## PROBLEM REQUIREMENTS
I'd like the entries repeated exactly, pictures omitted.

App and web page records
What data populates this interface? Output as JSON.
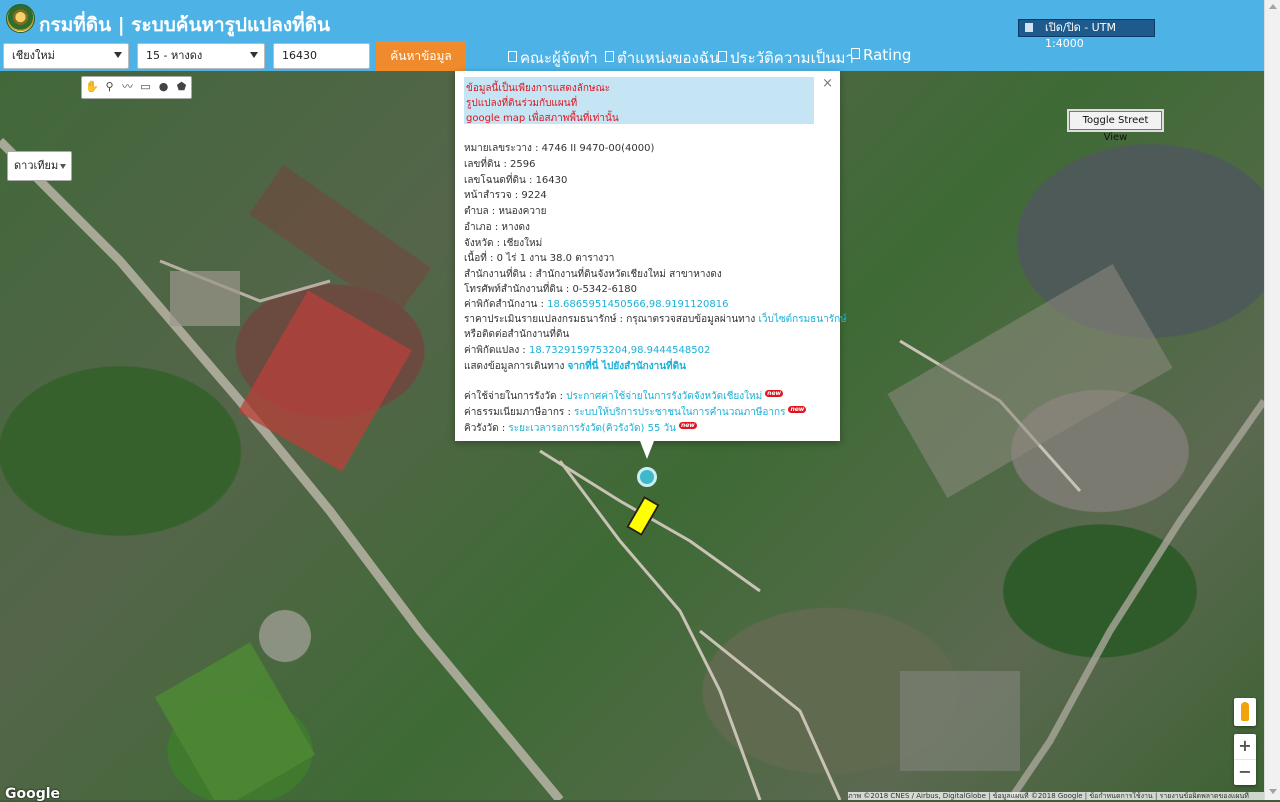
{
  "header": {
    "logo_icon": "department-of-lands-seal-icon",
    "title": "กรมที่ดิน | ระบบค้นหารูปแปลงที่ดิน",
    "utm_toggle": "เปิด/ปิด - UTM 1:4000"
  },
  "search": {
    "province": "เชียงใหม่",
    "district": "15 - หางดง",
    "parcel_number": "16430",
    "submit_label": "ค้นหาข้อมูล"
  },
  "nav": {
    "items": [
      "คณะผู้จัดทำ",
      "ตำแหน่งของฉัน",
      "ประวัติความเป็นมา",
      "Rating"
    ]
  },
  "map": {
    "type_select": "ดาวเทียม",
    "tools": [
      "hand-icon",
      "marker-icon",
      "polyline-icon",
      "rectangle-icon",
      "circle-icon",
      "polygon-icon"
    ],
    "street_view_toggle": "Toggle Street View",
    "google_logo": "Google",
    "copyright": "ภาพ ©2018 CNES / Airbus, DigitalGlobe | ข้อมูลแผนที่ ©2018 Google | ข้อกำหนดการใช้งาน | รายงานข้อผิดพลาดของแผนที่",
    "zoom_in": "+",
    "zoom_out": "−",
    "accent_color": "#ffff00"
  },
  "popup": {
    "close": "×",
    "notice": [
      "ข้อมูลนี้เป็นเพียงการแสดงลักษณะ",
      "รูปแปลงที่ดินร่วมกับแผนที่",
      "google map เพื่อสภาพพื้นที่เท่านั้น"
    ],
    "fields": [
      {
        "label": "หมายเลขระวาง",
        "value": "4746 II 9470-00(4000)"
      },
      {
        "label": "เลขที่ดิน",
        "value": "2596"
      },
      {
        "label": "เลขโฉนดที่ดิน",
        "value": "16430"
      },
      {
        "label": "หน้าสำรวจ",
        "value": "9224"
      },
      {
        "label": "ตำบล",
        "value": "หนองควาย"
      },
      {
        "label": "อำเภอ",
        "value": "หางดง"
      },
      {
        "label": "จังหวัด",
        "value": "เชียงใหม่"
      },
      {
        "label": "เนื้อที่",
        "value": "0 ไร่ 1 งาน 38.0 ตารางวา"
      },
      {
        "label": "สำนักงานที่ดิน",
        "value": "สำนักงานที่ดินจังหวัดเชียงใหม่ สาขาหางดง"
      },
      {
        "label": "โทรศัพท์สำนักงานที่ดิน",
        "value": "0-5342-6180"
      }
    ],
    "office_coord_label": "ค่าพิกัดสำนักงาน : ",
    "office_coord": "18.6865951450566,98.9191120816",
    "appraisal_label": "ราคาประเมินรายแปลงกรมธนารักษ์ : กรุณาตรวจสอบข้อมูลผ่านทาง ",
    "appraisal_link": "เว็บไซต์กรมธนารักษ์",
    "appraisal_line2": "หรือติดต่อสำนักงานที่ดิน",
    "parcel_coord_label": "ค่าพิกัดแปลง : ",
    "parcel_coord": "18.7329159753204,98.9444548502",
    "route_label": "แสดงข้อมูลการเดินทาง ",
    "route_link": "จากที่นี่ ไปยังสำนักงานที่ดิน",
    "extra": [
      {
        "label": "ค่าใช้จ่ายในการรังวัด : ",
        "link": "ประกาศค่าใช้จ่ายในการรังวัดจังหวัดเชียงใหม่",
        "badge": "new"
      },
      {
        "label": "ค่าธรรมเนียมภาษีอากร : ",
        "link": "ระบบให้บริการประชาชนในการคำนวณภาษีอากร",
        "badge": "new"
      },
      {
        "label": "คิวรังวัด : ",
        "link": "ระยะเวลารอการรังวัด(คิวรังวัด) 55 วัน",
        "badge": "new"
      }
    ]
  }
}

## TASK ANSWER
What data populates this interface? Output as JSON.
{
  "header": {
    "logo_icon": "department-of-lands-seal-icon",
    "title": "กรมที่ดิน | ระบบค้นหารูปแปลงที่ดิน",
    "utm_toggle": "เปิด/ปิด - UTM 1:4000"
  },
  "search": {
    "province": "เชียงใหม่",
    "district": "15 - หางดง",
    "parcel_number": "16430",
    "submit_label": "ค้นหาข้อมูล"
  },
  "nav": {
    "items": [
      "คณะผู้จัดทำ",
      "ตำแหน่งของฉัน",
      "ประวัติความเป็นมา",
      "Rating"
    ]
  },
  "map": {
    "type_select": "ดาวเทียม",
    "tools": [
      "hand-icon",
      "marker-icon",
      "polyline-icon",
      "rectangle-icon",
      "circle-icon",
      "polygon-icon"
    ],
    "street_view_toggle": "Toggle Street View",
    "google_logo": "Google",
    "copyright": "ภาพ ©2018 CNES / Airbus, DigitalGlobe | ข้อมูลแผนที่ ©2018 Google | ข้อกำหนดการใช้งาน | รายงานข้อผิดพลาดของแผนที่",
    "zoom_in": "+",
    "zoom_out": "−",
    "accent_color": "#ffff00"
  },
  "popup": {
    "close": "×",
    "notice": [
      "ข้อมูลนี้เป็นเพียงการแสดงลักษณะ",
      "รูปแปลงที่ดินร่วมกับแผนที่",
      "google map เพื่อสภาพพื้นที่เท่านั้น"
    ],
    "fields": [
      {
        "label": "หมายเลขระวาง",
        "value": "4746 II 9470-00(4000)"
      },
      {
        "label": "เลขที่ดิน",
        "value": "2596"
      },
      {
        "label": "เลขโฉนดที่ดิน",
        "value": "16430"
      },
      {
        "label": "หน้าสำรวจ",
        "value": "9224"
      },
      {
        "label": "ตำบล",
        "value": "หนองควาย"
      },
      {
        "label": "อำเภอ",
        "value": "หางดง"
      },
      {
        "label": "จังหวัด",
        "value": "เชียงใหม่"
      },
      {
        "label": "เนื้อที่",
        "value": "0 ไร่ 1 งาน 38.0 ตารางวา"
      },
      {
        "label": "สำนักงานที่ดิน",
        "value": "สำนักงานที่ดินจังหวัดเชียงใหม่ สาขาหางดง"
      },
      {
        "label": "โทรศัพท์สำนักงานที่ดิน",
        "value": "0-5342-6180"
      }
    ],
    "office_coord_label": "ค่าพิกัดสำนักงาน : ",
    "office_coord": "18.6865951450566,98.9191120816",
    "appraisal_label": "ราคาประเมินรายแปลงกรมธนารักษ์ : กรุณาตรวจสอบข้อมูลผ่านทาง ",
    "appraisal_link": "เว็บไซต์กรมธนารักษ์",
    "appraisal_line2": "หรือติดต่อสำนักงานที่ดิน",
    "parcel_coord_label": "ค่าพิกัดแปลง : ",
    "parcel_coord": "18.7329159753204,98.9444548502",
    "route_label": "แสดงข้อมูลการเดินทาง ",
    "route_link": "จากที่นี่ ไปยังสำนักงานที่ดิน",
    "extra": [
      {
        "label": "ค่าใช้จ่ายในการรังวัด : ",
        "link": "ประกาศค่าใช้จ่ายในการรังวัดจังหวัดเชียงใหม่",
        "badge": "new"
      },
      {
        "label": "ค่าธรรมเนียมภาษีอากร : ",
        "link": "ระบบให้บริการประชาชนในการคำนวณภาษีอากร",
        "badge": "new"
      },
      {
        "label": "คิวรังวัด : ",
        "link": "ระยะเวลารอการรังวัด(คิวรังวัด) 55 วัน",
        "badge": "new"
      }
    ]
  }
}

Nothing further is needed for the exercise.